Start of Records provided

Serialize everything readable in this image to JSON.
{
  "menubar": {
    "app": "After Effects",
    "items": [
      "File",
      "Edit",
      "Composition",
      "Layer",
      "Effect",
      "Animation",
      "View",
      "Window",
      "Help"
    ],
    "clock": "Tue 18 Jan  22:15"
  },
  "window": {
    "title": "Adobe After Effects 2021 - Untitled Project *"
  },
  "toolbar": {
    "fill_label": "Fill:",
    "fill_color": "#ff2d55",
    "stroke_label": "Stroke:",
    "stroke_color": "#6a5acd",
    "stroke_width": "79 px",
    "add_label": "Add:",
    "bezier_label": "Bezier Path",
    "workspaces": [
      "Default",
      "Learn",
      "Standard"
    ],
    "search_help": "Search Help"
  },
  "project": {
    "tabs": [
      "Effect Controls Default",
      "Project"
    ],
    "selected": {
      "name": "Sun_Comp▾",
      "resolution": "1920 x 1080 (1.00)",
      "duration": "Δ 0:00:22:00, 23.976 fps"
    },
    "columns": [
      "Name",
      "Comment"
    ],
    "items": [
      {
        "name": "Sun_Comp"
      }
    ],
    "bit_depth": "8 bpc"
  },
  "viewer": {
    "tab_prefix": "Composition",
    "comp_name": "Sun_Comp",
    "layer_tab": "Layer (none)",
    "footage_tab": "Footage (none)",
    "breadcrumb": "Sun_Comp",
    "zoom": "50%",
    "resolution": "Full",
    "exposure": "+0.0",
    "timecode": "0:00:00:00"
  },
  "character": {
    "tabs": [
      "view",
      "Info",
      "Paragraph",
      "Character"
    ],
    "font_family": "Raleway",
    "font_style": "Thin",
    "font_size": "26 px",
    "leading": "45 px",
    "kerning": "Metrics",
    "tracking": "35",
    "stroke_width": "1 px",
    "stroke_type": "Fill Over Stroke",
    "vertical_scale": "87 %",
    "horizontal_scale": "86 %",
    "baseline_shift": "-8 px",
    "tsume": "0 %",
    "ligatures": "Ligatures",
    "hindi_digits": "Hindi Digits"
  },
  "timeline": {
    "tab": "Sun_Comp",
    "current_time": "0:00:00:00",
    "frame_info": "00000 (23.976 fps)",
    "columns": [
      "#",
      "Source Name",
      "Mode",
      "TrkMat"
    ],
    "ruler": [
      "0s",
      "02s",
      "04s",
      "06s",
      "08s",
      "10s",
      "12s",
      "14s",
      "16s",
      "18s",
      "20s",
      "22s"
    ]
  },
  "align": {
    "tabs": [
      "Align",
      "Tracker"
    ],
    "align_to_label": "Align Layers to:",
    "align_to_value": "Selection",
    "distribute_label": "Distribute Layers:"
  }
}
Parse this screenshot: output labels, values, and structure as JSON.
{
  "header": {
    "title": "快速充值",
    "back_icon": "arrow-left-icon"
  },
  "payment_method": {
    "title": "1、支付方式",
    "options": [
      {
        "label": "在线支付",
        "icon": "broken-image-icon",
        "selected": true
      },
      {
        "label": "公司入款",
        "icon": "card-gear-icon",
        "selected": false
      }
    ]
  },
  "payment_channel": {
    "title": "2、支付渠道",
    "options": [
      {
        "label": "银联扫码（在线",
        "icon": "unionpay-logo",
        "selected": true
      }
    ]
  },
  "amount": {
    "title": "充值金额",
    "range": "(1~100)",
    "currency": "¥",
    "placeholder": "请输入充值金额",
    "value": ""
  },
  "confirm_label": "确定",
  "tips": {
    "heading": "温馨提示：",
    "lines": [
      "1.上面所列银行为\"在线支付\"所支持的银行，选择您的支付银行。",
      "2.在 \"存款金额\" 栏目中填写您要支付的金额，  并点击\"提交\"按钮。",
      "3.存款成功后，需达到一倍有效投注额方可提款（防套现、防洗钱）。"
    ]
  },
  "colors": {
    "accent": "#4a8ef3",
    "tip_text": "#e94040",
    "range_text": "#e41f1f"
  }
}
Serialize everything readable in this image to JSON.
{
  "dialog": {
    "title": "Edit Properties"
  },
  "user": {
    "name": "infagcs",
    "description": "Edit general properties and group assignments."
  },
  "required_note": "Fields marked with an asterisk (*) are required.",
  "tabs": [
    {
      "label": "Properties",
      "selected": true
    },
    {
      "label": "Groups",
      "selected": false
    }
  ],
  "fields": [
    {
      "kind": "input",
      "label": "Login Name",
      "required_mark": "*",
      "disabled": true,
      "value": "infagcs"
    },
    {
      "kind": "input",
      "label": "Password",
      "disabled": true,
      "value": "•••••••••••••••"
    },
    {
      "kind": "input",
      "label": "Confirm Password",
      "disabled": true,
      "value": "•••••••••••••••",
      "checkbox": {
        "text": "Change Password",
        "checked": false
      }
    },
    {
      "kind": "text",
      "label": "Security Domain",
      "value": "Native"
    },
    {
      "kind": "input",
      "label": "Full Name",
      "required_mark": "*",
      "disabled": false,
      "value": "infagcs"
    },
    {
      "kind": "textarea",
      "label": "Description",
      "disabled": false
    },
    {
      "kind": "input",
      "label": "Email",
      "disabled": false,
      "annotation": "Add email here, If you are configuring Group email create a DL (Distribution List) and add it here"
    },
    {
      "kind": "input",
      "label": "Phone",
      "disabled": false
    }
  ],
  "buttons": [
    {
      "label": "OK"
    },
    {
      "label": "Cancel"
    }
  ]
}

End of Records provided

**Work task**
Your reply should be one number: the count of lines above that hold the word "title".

**Output for this task**
6